(Beginning of SUPPLIED RECORDS)

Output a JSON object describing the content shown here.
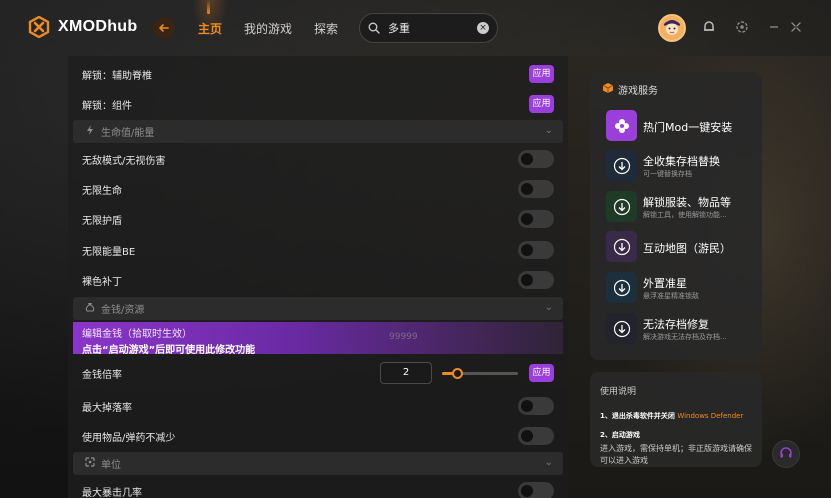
{
  "app": {
    "logo_text": "XMODhub"
  },
  "nav": {
    "tabs": [
      "主页",
      "我的游戏",
      "探索"
    ]
  },
  "search": {
    "value": "多重"
  },
  "mods": {
    "unlock_rows": [
      {
        "label": "解锁：辅助脊椎",
        "button": "应用"
      },
      {
        "label": "解锁：组件",
        "button": "应用"
      }
    ],
    "section_health": "生命值/能量",
    "health_rows": [
      "无敌模式/无视伤害",
      "无限生命",
      "无限护盾",
      "无限能量BE",
      "裸色补丁"
    ],
    "section_money": "金钱/资源",
    "money_highlight": {
      "line1": "编辑金钱（拾取时生效）",
      "line2": "点击“启动游戏”后即可使用此修改功能",
      "ghost": "99999"
    },
    "money_rate": {
      "label": "金钱倍率",
      "value": "2",
      "button": "应用",
      "slider_fraction": 0.2
    },
    "money_rows": [
      "最大掉落率",
      "使用物品/弹药不减少"
    ],
    "section_unit": "单位",
    "unit_rows": [
      "最大暴击几率"
    ]
  },
  "services": {
    "title": "游戏服务",
    "items": [
      {
        "name": "热门Mod一键安装",
        "desc": ""
      },
      {
        "name": "全收集存档替换",
        "desc": "可一键替换存档"
      },
      {
        "name": "解锁服装、物品等",
        "desc": "解锁工具，使用解锁功能..."
      },
      {
        "name": "互动地图（游民）",
        "desc": ""
      },
      {
        "name": "外置准星",
        "desc": "悬浮准星精准锁敌"
      },
      {
        "name": "无法存档修复",
        "desc": "解决游戏无法存档及存档..."
      }
    ]
  },
  "instructions": {
    "title": "使用说明",
    "step1_prefix": "1、退出杀毒软件并关闭",
    "step1_highlight": "Windows Defender",
    "step2_title": "2、启动游戏",
    "step2_desc": "进入游戏，需保持单机；非正版游戏请确保可以进入游戏"
  },
  "colors": {
    "accent": "#f08a24",
    "purple": "#9a3fdc"
  }
}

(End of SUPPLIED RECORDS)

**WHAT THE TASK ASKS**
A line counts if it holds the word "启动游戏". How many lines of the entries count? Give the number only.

**RESPONSE TO THE EXERCISE**
2